What is needed is an exact copy of all the records below.
--
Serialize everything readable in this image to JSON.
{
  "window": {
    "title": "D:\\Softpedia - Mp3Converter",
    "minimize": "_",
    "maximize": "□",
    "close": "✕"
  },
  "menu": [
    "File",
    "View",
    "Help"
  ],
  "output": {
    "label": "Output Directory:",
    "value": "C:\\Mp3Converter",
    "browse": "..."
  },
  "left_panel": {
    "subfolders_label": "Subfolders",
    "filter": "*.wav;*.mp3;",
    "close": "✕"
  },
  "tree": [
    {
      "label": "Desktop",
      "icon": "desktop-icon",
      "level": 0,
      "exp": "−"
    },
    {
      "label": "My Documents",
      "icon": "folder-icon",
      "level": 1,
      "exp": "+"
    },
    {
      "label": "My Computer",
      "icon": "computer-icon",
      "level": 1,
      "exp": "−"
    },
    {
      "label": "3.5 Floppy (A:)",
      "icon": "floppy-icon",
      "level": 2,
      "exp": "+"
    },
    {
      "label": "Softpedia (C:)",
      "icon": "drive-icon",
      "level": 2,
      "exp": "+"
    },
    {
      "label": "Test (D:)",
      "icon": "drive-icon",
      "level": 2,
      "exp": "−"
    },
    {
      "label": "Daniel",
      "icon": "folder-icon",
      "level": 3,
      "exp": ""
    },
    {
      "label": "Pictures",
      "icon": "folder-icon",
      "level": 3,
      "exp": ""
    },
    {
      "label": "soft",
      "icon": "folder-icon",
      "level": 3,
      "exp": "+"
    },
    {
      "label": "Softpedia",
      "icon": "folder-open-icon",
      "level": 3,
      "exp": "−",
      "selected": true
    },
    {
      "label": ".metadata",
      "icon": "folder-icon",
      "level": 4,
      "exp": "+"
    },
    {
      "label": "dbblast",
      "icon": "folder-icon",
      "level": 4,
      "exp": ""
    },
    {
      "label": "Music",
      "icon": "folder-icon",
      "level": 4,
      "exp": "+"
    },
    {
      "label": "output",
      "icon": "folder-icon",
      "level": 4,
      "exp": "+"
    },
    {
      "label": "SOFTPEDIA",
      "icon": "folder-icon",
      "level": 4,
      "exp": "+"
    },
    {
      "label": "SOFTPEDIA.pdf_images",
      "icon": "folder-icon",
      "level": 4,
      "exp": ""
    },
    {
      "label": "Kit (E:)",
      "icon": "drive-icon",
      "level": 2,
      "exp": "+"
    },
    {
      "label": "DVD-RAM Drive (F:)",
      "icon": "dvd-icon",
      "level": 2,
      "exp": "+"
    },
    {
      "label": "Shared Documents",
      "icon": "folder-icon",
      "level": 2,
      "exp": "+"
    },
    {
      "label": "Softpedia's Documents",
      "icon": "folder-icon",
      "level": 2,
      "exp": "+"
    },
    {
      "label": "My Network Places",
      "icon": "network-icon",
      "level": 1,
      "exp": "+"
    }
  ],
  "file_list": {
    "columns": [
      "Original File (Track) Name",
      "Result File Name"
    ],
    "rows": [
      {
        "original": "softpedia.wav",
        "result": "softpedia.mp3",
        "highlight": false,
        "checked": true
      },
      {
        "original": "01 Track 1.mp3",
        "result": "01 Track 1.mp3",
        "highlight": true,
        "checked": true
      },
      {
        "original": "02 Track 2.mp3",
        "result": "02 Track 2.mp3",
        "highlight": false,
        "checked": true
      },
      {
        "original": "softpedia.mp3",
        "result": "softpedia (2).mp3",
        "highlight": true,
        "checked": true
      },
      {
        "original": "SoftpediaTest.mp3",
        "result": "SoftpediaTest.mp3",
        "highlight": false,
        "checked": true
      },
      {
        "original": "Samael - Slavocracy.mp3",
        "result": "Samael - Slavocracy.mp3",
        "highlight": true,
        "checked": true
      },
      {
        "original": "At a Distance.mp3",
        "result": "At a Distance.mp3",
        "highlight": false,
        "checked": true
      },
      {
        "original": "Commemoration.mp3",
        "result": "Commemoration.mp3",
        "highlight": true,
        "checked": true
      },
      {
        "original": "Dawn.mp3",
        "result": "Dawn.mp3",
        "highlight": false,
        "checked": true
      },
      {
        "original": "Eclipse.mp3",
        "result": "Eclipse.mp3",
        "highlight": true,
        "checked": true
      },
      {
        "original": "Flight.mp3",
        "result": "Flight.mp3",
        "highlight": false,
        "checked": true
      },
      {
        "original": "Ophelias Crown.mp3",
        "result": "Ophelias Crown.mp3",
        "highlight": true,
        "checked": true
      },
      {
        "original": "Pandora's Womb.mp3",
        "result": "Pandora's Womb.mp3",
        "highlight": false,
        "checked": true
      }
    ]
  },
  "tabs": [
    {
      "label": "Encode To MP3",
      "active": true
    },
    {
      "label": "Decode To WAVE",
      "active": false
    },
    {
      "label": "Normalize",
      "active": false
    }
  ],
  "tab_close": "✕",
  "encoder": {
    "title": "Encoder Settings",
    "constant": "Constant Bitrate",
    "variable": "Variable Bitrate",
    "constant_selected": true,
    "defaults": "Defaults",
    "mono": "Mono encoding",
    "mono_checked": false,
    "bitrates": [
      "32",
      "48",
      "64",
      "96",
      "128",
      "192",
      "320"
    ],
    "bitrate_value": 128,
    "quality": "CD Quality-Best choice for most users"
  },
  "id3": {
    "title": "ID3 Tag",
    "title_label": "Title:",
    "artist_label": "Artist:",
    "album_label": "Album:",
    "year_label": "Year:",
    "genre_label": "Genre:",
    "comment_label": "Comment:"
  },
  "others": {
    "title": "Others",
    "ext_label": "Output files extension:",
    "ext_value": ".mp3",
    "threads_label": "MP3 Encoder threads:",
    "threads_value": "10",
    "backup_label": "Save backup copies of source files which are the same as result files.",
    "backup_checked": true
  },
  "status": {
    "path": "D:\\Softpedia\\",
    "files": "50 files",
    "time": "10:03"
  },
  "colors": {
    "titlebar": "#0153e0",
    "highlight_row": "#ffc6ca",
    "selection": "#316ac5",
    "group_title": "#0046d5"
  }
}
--
§ **Result below**
Serialize everything readable in this image to JSON.
{
  "window": {
    "title": "D:\\Softpedia - Mp3Converter",
    "minimize": "_",
    "maximize": "□",
    "close": "✕"
  },
  "menu": [
    "File",
    "View",
    "Help"
  ],
  "output": {
    "label": "Output Directory:",
    "value": "C:\\Mp3Converter",
    "browse": "..."
  },
  "left_panel": {
    "subfolders_label": "Subfolders",
    "filter": "*.wav;*.mp3;",
    "close": "✕"
  },
  "tree": [
    {
      "label": "Desktop",
      "icon": "desktop-icon",
      "level": 0,
      "exp": "−"
    },
    {
      "label": "My Documents",
      "icon": "folder-icon",
      "level": 1,
      "exp": "+"
    },
    {
      "label": "My Computer",
      "icon": "computer-icon",
      "level": 1,
      "exp": "−"
    },
    {
      "label": "3.5 Floppy (A:)",
      "icon": "floppy-icon",
      "level": 2,
      "exp": "+"
    },
    {
      "label": "Softpedia (C:)",
      "icon": "drive-icon",
      "level": 2,
      "exp": "+"
    },
    {
      "label": "Test (D:)",
      "icon": "drive-icon",
      "level": 2,
      "exp": "−"
    },
    {
      "label": "Daniel",
      "icon": "folder-icon",
      "level": 3,
      "exp": ""
    },
    {
      "label": "Pictures",
      "icon": "folder-icon",
      "level": 3,
      "exp": ""
    },
    {
      "label": "soft",
      "icon": "folder-icon",
      "level": 3,
      "exp": "+"
    },
    {
      "label": "Softpedia",
      "icon": "folder-open-icon",
      "level": 3,
      "exp": "−",
      "selected": true
    },
    {
      "label": ".metadata",
      "icon": "folder-icon",
      "level": 4,
      "exp": "+"
    },
    {
      "label": "dbblast",
      "icon": "folder-icon",
      "level": 4,
      "exp": ""
    },
    {
      "label": "Music",
      "icon": "folder-icon",
      "level": 4,
      "exp": "+"
    },
    {
      "label": "output",
      "icon": "folder-icon",
      "level": 4,
      "exp": "+"
    },
    {
      "label": "SOFTPEDIA",
      "icon": "folder-icon",
      "level": 4,
      "exp": "+"
    },
    {
      "label": "SOFTPEDIA.pdf_images",
      "icon": "folder-icon",
      "level": 4,
      "exp": ""
    },
    {
      "label": "Kit (E:)",
      "icon": "drive-icon",
      "level": 2,
      "exp": "+"
    },
    {
      "label": "DVD-RAM Drive (F:)",
      "icon": "dvd-icon",
      "level": 2,
      "exp": "+"
    },
    {
      "label": "Shared Documents",
      "icon": "folder-icon",
      "level": 2,
      "exp": "+"
    },
    {
      "label": "Softpedia's Documents",
      "icon": "folder-icon",
      "level": 2,
      "exp": "+"
    },
    {
      "label": "My Network Places",
      "icon": "network-icon",
      "level": 1,
      "exp": "+"
    }
  ],
  "file_list": {
    "columns": [
      "Original File (Track) Name",
      "Result File Name"
    ],
    "rows": [
      {
        "original": "softpedia.wav",
        "result": "softpedia.mp3",
        "highlight": false,
        "checked": true
      },
      {
        "original": "01 Track 1.mp3",
        "result": "01 Track 1.mp3",
        "highlight": true,
        "checked": true
      },
      {
        "original": "02 Track 2.mp3",
        "result": "02 Track 2.mp3",
        "highlight": false,
        "checked": true
      },
      {
        "original": "softpedia.mp3",
        "result": "softpedia (2).mp3",
        "highlight": true,
        "checked": true
      },
      {
        "original": "SoftpediaTest.mp3",
        "result": "SoftpediaTest.mp3",
        "highlight": false,
        "checked": true
      },
      {
        "original": "Samael - Slavocracy.mp3",
        "result": "Samael - Slavocracy.mp3",
        "highlight": true,
        "checked": true
      },
      {
        "original": "At a Distance.mp3",
        "result": "At a Distance.mp3",
        "highlight": false,
        "checked": true
      },
      {
        "original": "Commemoration.mp3",
        "result": "Commemoration.mp3",
        "highlight": true,
        "checked": true
      },
      {
        "original": "Dawn.mp3",
        "result": "Dawn.mp3",
        "highlight": false,
        "checked": true
      },
      {
        "original": "Eclipse.mp3",
        "result": "Eclipse.mp3",
        "highlight": true,
        "checked": true
      },
      {
        "original": "Flight.mp3",
        "result": "Flight.mp3",
        "highlight": false,
        "checked": true
      },
      {
        "original": "Ophelias Crown.mp3",
        "result": "Ophelias Crown.mp3",
        "highlight": true,
        "checked": true
      },
      {
        "original": "Pandora's Womb.mp3",
        "result": "Pandora's Womb.mp3",
        "highlight": false,
        "checked": true
      }
    ]
  },
  "tabs": [
    {
      "label": "Encode To MP3",
      "active": true
    },
    {
      "label": "Decode To WAVE",
      "active": false
    },
    {
      "label": "Normalize",
      "active": false
    }
  ],
  "tab_close": "✕",
  "encoder": {
    "title": "Encoder Settings",
    "constant": "Constant Bitrate",
    "variable": "Variable Bitrate",
    "constant_selected": true,
    "defaults": "Defaults",
    "mono": "Mono encoding",
    "mono_checked": false,
    "bitrates": [
      "32",
      "48",
      "64",
      "96",
      "128",
      "192",
      "320"
    ],
    "bitrate_value": 128,
    "quality": "CD Quality-Best choice for most users"
  },
  "id3": {
    "title": "ID3 Tag",
    "title_label": "Title:",
    "artist_label": "Artist:",
    "album_label": "Album:",
    "year_label": "Year:",
    "genre_label": "Genre:",
    "comment_label": "Comment:"
  },
  "others": {
    "title": "Others",
    "ext_label": "Output files extension:",
    "ext_value": ".mp3",
    "threads_label": "MP3 Encoder threads:",
    "threads_value": "10",
    "backup_label": "Save backup copies of source files which are the same as result files.",
    "backup_checked": true
  },
  "status": {
    "path": "D:\\Softpedia\\",
    "files": "50 files",
    "time": "10:03"
  },
  "colors": {
    "titlebar": "#0153e0",
    "highlight_row": "#ffc6ca",
    "selection": "#316ac5",
    "group_title": "#0046d5"
  }
}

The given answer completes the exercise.